He will discuss the story behind the amazing collection and reveal some of the challenges Inuit have survived and continue to face today. His presentation will be followed by an open reception with refreshments and gallery viewing. The exhibit will celebrate the art and endurance of the Inuit peoples, featuring stunning works by famed artists Kenojuak and Pitseolak from Peter and his wife Joyce’s private collection in this exclusive and singular opportunity.

Dr. Witt has collected Inuit art since the early 1970s. His interest was influenced by his parents, Bert and Ellen Witt who opened the Arctic Circle gallery in Los Angeles in the early 1970s. At their request, Peter did some of the initial buying for the gallery, but over time, expanded his interest in Inuit art and culture and along with his wife, Dr, Joyce Nies, built a small collection of sculptures and prints, supplemented with gifts and ultimately inherited pieces from Peter’s parents. 

Dr. Witt retired in 2013 after a 43 year university teaching and research career, the last 20 of which was spent at Texas A&M Universityas a professor of youth development in the Department of Recreation, Park and Tourism. He was the holder of the Bradberry Recreation and Youth Development Chair, a former department head, and the recipient of the Bush Faculty Award for Public Service. Before coming to Texas A&M he served as the Associate Vice President for Research and Associate Dean of the Graduate School at the University of North Texas.

His major interests are in the impact of out-of-school time involvements of children and youth on social, emotional, educational, and physical development. His published articles have appeared in widely respected journals and his book projects have received considerable attention. He was accorded many honors including the Crawford Youth Prize from the National Recreation Foundation and the Distinguished Colleague Award from the National Recreation and Park Association. Peter and Joyce are pleased to partner with the Museum and to share their enthusiasm for Inuit art.
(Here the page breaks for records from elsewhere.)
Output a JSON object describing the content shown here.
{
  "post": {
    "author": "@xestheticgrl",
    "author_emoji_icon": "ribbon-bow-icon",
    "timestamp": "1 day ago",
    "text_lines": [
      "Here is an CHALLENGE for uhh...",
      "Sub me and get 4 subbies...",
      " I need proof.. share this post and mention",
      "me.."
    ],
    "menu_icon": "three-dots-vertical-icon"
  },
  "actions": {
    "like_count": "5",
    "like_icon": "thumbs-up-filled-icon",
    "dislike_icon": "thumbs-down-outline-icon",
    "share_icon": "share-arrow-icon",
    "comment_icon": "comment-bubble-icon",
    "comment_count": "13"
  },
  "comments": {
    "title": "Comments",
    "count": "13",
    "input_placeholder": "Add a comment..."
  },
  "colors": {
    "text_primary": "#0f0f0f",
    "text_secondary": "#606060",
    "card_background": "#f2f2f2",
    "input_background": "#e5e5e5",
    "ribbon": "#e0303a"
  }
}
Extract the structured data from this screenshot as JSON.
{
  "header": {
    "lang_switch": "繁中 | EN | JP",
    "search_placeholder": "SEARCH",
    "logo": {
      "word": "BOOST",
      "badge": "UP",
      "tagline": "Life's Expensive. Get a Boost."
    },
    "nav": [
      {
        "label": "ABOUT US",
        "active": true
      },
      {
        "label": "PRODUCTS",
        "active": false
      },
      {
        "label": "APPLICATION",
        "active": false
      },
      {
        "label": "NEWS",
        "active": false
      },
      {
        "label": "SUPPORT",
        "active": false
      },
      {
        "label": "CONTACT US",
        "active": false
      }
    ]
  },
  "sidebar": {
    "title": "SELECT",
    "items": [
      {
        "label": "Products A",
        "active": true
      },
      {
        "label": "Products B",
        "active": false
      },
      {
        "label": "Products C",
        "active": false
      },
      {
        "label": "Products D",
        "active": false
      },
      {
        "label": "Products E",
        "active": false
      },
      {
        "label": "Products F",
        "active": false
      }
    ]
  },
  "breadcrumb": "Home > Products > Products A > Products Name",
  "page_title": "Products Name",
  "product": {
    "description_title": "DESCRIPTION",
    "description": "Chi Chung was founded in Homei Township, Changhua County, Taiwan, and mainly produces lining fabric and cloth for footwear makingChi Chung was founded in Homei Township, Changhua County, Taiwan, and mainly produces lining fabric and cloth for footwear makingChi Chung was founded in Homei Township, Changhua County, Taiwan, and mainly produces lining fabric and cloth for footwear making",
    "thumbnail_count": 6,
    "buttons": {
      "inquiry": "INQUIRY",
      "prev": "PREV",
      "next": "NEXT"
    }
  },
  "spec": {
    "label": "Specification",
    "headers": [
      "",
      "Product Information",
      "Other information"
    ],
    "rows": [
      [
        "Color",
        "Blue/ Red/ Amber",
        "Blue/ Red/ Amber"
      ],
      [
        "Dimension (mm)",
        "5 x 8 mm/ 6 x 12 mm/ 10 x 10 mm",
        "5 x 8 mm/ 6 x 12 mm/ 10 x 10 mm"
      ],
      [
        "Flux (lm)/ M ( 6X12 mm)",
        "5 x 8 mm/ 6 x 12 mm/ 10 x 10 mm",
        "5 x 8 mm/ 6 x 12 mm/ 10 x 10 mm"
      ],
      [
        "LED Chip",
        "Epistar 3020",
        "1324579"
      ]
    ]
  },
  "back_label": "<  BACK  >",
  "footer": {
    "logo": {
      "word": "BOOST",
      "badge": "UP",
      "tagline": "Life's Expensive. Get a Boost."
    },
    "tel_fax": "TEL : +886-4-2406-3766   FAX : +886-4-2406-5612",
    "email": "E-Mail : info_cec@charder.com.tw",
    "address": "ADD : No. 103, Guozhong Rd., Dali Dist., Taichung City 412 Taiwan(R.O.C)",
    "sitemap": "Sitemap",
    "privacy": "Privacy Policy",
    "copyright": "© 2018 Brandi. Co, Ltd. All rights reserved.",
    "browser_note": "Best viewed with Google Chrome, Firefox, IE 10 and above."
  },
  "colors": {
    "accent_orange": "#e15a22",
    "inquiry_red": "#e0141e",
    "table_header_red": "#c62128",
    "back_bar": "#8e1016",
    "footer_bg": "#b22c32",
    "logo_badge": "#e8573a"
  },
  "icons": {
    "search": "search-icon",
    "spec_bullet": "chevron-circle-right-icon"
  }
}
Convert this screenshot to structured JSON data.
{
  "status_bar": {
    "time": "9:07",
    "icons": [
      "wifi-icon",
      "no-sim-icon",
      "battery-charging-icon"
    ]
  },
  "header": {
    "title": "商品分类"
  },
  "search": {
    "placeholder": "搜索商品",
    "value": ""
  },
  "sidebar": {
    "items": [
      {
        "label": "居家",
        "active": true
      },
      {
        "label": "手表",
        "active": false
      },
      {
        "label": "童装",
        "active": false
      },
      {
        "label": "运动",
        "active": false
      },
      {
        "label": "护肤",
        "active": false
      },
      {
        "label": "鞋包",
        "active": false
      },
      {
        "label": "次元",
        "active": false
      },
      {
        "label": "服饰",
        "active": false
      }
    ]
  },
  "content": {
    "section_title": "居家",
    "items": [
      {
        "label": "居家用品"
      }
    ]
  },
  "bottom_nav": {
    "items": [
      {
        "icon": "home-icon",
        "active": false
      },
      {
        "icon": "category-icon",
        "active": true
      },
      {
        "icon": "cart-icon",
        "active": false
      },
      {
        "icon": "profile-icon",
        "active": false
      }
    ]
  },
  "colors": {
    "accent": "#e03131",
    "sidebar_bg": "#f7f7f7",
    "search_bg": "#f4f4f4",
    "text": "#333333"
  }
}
The Brazos Valley Museum of Natural History is committed to promoting science, and cultural and natural history with the integration of art in exhibits and educational programs. This exhibit was made possible in part through Hotel Tax Revenue funded from the City of College Station through the Arts Council of Brazos Valley. The Museum is open to visitors Tuesday-Saturday from 10am-5pm. For more information, contact the Museum at (979) 776-2195, or visit